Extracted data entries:
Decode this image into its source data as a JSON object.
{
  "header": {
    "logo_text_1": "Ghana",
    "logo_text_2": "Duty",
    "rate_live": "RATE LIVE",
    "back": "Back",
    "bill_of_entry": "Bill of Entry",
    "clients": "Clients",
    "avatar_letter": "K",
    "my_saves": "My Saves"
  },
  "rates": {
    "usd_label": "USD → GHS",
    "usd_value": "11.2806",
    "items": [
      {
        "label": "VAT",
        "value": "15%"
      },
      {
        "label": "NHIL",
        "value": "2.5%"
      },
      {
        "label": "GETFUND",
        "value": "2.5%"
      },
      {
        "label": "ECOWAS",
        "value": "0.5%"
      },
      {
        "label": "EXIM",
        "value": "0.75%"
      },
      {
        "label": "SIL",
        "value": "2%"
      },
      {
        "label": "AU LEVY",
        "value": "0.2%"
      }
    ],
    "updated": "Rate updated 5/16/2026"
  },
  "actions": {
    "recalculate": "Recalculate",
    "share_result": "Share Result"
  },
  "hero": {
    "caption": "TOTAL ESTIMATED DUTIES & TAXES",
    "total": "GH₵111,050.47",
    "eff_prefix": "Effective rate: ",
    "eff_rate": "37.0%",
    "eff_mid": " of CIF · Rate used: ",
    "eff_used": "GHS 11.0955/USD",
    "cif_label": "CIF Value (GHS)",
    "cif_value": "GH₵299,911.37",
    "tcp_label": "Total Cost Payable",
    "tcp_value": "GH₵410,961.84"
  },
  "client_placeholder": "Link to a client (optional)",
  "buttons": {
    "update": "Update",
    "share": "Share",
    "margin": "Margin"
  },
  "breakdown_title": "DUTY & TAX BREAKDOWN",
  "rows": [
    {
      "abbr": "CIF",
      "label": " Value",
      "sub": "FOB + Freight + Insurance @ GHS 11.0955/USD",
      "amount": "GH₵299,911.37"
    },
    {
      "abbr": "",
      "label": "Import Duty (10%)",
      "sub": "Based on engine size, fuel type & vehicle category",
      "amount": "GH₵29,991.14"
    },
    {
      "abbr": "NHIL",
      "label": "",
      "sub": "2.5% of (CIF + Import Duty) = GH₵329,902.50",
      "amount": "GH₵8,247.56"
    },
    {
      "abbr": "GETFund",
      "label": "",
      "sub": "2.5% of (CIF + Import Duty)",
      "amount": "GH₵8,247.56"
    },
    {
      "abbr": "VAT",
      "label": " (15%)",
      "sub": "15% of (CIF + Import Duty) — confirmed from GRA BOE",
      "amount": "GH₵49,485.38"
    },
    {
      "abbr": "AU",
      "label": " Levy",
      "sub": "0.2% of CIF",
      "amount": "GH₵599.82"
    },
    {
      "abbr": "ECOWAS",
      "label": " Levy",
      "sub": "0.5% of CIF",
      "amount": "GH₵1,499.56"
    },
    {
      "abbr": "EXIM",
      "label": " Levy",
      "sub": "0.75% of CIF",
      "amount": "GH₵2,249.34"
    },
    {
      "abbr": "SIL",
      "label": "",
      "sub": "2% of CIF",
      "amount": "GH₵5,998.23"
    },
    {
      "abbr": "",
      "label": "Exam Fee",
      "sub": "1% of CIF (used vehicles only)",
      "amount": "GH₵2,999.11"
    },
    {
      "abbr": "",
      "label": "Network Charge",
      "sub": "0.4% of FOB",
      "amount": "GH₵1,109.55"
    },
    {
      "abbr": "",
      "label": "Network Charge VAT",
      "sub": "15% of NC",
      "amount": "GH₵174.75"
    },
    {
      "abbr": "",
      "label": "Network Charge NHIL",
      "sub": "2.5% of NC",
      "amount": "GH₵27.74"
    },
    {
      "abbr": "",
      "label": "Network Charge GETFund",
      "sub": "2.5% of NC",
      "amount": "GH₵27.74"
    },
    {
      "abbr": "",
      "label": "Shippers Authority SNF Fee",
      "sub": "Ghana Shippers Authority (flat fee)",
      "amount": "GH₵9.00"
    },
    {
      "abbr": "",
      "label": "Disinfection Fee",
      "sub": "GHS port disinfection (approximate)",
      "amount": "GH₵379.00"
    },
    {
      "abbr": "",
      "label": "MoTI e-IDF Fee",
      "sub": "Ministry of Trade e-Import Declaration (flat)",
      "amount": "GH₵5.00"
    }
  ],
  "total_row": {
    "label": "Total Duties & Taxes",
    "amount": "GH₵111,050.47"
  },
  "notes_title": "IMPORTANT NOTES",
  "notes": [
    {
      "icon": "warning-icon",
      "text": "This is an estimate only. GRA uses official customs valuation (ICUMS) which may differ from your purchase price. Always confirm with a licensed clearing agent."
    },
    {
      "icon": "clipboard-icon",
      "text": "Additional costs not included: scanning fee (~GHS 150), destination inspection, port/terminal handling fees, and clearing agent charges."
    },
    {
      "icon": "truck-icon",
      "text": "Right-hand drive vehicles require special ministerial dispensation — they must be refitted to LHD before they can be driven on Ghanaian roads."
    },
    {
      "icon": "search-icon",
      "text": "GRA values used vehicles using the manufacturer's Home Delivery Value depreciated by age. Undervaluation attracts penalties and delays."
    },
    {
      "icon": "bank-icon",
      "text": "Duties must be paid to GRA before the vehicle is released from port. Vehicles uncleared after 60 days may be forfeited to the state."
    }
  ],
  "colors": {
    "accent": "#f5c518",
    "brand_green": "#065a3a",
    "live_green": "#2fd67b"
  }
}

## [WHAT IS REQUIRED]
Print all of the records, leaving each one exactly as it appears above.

## [TASK OUTPUT]
Decode this image into its source data as a JSON object.
{
  "header": {
    "logo_text_1": "Ghana",
    "logo_text_2": "Duty",
    "rate_live": "RATE LIVE",
    "back": "Back",
    "bill_of_entry": "Bill of Entry",
    "clients": "Clients",
    "avatar_letter": "K",
    "my_saves": "My Saves"
  },
  "rates": {
    "usd_label": "USD → GHS",
    "usd_value": "11.2806",
    "items": [
      {
        "label": "VAT",
        "value": "15%"
      },
      {
        "label": "NHIL",
        "value": "2.5%"
      },
      {
        "label": "GETFUND",
        "value": "2.5%"
      },
      {
        "label": "ECOWAS",
        "value": "0.5%"
      },
      {
        "label": "EXIM",
        "value": "0.75%"
      },
      {
        "label": "SIL",
        "value": "2%"
      },
      {
        "label": "AU LEVY",
        "value": "0.2%"
      }
    ],
    "updated": "Rate updated 5/16/2026"
  },
  "actions": {
    "recalculate": "Recalculate",
    "share_result": "Share Result"
  },
  "hero": {
    "caption": "TOTAL ESTIMATED DUTIES & TAXES",
    "total": "GH₵111,050.47",
    "eff_prefix": "Effective rate: ",
    "eff_rate": "37.0%",
    "eff_mid": " of CIF · Rate used: ",
    "eff_used": "GHS 11.0955/USD",
    "cif_label": "CIF Value (GHS)",
    "cif_value": "GH₵299,911.37",
    "tcp_label": "Total Cost Payable",
    "tcp_value": "GH₵410,961.84"
  },
  "client_placeholder": "Link to a client (optional)",
  "buttons": {
    "update": "Update",
    "share": "Share",
    "margin": "Margin"
  },
  "breakdown_title": "DUTY & TAX BREAKDOWN",
  "rows": [
    {
      "abbr": "CIF",
      "label": " Value",
      "sub": "FOB + Freight + Insurance @ GHS 11.0955/USD",
      "amount": "GH₵299,911.37"
    },
    {
      "abbr": "",
      "label": "Import Duty (10%)",
      "sub": "Based on engine size, fuel type & vehicle category",
      "amount": "GH₵29,991.14"
    },
    {
      "abbr": "NHIL",
      "label": "",
      "sub": "2.5% of (CIF + Import Duty) = GH₵329,902.50",
      "amount": "GH₵8,247.56"
    },
    {
      "abbr": "GETFund",
      "label": "",
      "sub": "2.5% of (CIF + Import Duty)",
      "amount": "GH₵8,247.56"
    },
    {
      "abbr": "VAT",
      "label": " (15%)",
      "sub": "15% of (CIF + Import Duty) — confirmed from GRA BOE",
      "amount": "GH₵49,485.38"
    },
    {
      "abbr": "AU",
      "label": " Levy",
      "sub": "0.2% of CIF",
      "amount": "GH₵599.82"
    },
    {
      "abbr": "ECOWAS",
      "label": " Levy",
      "sub": "0.5% of CIF",
      "amount": "GH₵1,499.56"
    },
    {
      "abbr": "EXIM",
      "label": " Levy",
      "sub": "0.75% of CIF",
      "amount": "GH₵2,249.34"
    },
    {
      "abbr": "SIL",
      "label": "",
      "sub": "2% of CIF",
      "amount": "GH₵5,998.23"
    },
    {
      "abbr": "",
      "label": "Exam Fee",
      "sub": "1% of CIF (used vehicles only)",
      "amount": "GH₵2,999.11"
    },
    {
      "abbr": "",
      "label": "Network Charge",
      "sub": "0.4% of FOB",
      "amount": "GH₵1,109.55"
    },
    {
      "abbr": "",
      "label": "Network Charge VAT",
      "sub": "15% of NC",
      "amount": "GH₵174.75"
    },
    {
      "abbr": "",
      "label": "Network Charge NHIL",
      "sub": "2.5% of NC",
      "amount": "GH₵27.74"
    },
    {
      "abbr": "",
      "label": "Network Charge GETFund",
      "sub": "2.5% of NC",
      "amount": "GH₵27.74"
    },
    {
      "abbr": "",
      "label": "Shippers Authority SNF Fee",
      "sub": "Ghana Shippers Authority (flat fee)",
      "amount": "GH₵9.00"
    },
    {
      "abbr": "",
      "label": "Disinfection Fee",
      "sub": "GHS port disinfection (approximate)",
      "amount": "GH₵379.00"
    },
    {
      "abbr": "",
      "label": "MoTI e-IDF Fee",
      "sub": "Ministry of Trade e-Import Declaration (flat)",
      "amount": "GH₵5.00"
    }
  ],
  "total_row": {
    "label": "Total Duties & Taxes",
    "amount": "GH₵111,050.47"
  },
  "notes_title": "IMPORTANT NOTES",
  "notes": [
    {
      "icon": "warning-icon",
      "text": "This is an estimate only. GRA uses official customs valuation (ICUMS) which may differ from your purchase price. Always confirm with a licensed clearing agent."
    },
    {
      "icon": "clipboard-icon",
      "text": "Additional costs not included: scanning fee (~GHS 150), destination inspection, port/terminal handling fees, and clearing agent charges."
    },
    {
      "icon": "truck-icon",
      "text": "Right-hand drive vehicles require special ministerial dispensation — they must be refitted to LHD before they can be driven on Ghanaian roads."
    },
    {
      "icon": "search-icon",
      "text": "GRA values used vehicles using the manufacturer's Home Delivery Value depreciated by age. Undervaluation attracts penalties and delays."
    },
    {
      "icon": "bank-icon",
      "text": "Duties must be paid to GRA before the vehicle is released from port. Vehicles uncleared after 60 days may be forfeited to the state."
    }
  ],
  "colors": {
    "accent": "#f5c518",
    "brand_green": "#065a3a",
    "live_green": "#2fd67b"
  }
}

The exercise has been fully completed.